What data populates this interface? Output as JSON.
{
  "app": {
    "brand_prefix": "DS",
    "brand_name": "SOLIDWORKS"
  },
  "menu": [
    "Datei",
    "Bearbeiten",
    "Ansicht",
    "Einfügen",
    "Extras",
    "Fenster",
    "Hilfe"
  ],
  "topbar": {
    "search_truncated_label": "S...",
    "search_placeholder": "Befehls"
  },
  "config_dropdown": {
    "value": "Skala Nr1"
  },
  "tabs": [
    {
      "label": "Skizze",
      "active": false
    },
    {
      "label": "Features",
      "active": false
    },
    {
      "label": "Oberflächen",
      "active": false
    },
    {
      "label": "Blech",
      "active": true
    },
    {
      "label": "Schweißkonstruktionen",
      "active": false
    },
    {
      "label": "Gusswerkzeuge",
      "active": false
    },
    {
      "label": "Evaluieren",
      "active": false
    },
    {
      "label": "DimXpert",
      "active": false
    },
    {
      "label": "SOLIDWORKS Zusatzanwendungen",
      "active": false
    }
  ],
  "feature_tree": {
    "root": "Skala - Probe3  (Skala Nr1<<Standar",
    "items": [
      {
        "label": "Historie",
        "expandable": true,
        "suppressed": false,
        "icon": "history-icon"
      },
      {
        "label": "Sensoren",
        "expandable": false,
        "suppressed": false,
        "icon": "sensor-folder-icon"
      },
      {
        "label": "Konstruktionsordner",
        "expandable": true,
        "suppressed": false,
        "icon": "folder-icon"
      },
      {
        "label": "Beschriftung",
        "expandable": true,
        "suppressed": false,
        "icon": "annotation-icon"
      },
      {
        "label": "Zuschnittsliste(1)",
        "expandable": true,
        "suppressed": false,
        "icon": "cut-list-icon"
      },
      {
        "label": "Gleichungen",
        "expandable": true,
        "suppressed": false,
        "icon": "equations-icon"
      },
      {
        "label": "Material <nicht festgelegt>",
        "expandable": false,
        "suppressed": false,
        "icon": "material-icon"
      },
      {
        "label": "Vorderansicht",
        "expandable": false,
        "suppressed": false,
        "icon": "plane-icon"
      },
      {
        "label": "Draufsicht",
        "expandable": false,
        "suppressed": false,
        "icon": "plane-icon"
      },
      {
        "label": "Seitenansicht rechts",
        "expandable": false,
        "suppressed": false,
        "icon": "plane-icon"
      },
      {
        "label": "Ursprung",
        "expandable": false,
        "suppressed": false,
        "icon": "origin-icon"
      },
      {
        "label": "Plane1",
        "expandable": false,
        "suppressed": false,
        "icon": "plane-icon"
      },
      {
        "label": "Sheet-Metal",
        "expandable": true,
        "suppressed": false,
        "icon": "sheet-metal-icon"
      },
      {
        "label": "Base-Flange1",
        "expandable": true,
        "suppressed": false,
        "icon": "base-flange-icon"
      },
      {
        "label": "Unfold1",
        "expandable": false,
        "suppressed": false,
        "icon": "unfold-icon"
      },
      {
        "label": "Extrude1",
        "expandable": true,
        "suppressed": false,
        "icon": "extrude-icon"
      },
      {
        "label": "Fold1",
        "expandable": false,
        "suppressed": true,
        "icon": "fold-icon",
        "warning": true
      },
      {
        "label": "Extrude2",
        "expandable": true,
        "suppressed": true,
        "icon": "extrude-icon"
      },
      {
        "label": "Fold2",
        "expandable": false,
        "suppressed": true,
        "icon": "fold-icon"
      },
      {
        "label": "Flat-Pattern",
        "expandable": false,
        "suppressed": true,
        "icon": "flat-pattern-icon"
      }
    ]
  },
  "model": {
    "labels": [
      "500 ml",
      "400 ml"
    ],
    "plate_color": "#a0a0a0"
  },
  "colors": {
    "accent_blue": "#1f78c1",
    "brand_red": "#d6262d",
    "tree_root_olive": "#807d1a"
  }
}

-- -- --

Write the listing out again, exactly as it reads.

What data populates this interface? Output as JSON.
{
  "app": {
    "brand_prefix": "DS",
    "brand_name": "SOLIDWORKS"
  },
  "menu": [
    "Datei",
    "Bearbeiten",
    "Ansicht",
    "Einfügen",
    "Extras",
    "Fenster",
    "Hilfe"
  ],
  "topbar": {
    "search_truncated_label": "S...",
    "search_placeholder": "Befehls"
  },
  "config_dropdown": {
    "value": "Skala Nr1"
  },
  "tabs": [
    {
      "label": "Skizze",
      "active": false
    },
    {
      "label": "Features",
      "active": false
    },
    {
      "label": "Oberflächen",
      "active": false
    },
    {
      "label": "Blech",
      "active": true
    },
    {
      "label": "Schweißkonstruktionen",
      "active": false
    },
    {
      "label": "Gusswerkzeuge",
      "active": false
    },
    {
      "label": "Evaluieren",
      "active": false
    },
    {
      "label": "DimXpert",
      "active": false
    },
    {
      "label": "SOLIDWORKS Zusatzanwendungen",
      "active": false
    }
  ],
  "feature_tree": {
    "root": "Skala - Probe3  (Skala Nr1<<Standar",
    "items": [
      {
        "label": "Historie",
        "expandable": true,
        "suppressed": false,
        "icon": "history-icon"
      },
      {
        "label": "Sensoren",
        "expandable": false,
        "suppressed": false,
        "icon": "sensor-folder-icon"
      },
      {
        "label": "Konstruktionsordner",
        "expandable": true,
        "suppressed": false,
        "icon": "folder-icon"
      },
      {
        "label": "Beschriftung",
        "expandable": true,
        "suppressed": false,
        "icon": "annotation-icon"
      },
      {
        "label": "Zuschnittsliste(1)",
        "expandable": true,
        "suppressed": false,
        "icon": "cut-list-icon"
      },
      {
        "label": "Gleichungen",
        "expandable": true,
        "suppressed": false,
        "icon": "equations-icon"
      },
      {
        "label": "Material <nicht festgelegt>",
        "expandable": false,
        "suppressed": false,
        "icon": "material-icon"
      },
      {
        "label": "Vorderansicht",
        "expandable": false,
        "suppressed": false,
        "icon": "plane-icon"
      },
      {
        "label": "Draufsicht",
        "expandable": false,
        "suppressed": false,
        "icon": "plane-icon"
      },
      {
        "label": "Seitenansicht rechts",
        "expandable": false,
        "suppressed": false,
        "icon": "plane-icon"
      },
      {
        "label": "Ursprung",
        "expandable": false,
        "suppressed": false,
        "icon": "origin-icon"
      },
      {
        "label": "Plane1",
        "expandable": false,
        "suppressed": false,
        "icon": "plane-icon"
      },
      {
        "label": "Sheet-Metal",
        "expandable": true,
        "suppressed": false,
        "icon": "sheet-metal-icon"
      },
      {
        "label": "Base-Flange1",
        "expandable": true,
        "suppressed": false,
        "icon": "base-flange-icon"
      },
      {
        "label": "Unfold1",
        "expandable": false,
        "suppressed": false,
        "icon": "unfold-icon"
      },
      {
        "label": "Extrude1",
        "expandable": true,
        "suppressed": false,
        "icon": "extrude-icon"
      },
      {
        "label": "Fold1",
        "expandable": false,
        "suppressed": true,
        "icon": "fold-icon",
        "warning": true
      },
      {
        "label": "Extrude2",
        "expandable": true,
        "suppressed": true,
        "icon": "extrude-icon"
      },
      {
        "label": "Fold2",
        "expandable": false,
        "suppressed": true,
        "icon": "fold-icon"
      },
      {
        "label": "Flat-Pattern",
        "expandable": false,
        "suppressed": true,
        "icon": "flat-pattern-icon"
      }
    ]
  },
  "model": {
    "labels": [
      "500 ml",
      "400 ml"
    ],
    "plate_color": "#a0a0a0"
  },
  "colors": {
    "accent_blue": "#1f78c1",
    "brand_red": "#d6262d",
    "tree_root_olive": "#807d1a"
  }
}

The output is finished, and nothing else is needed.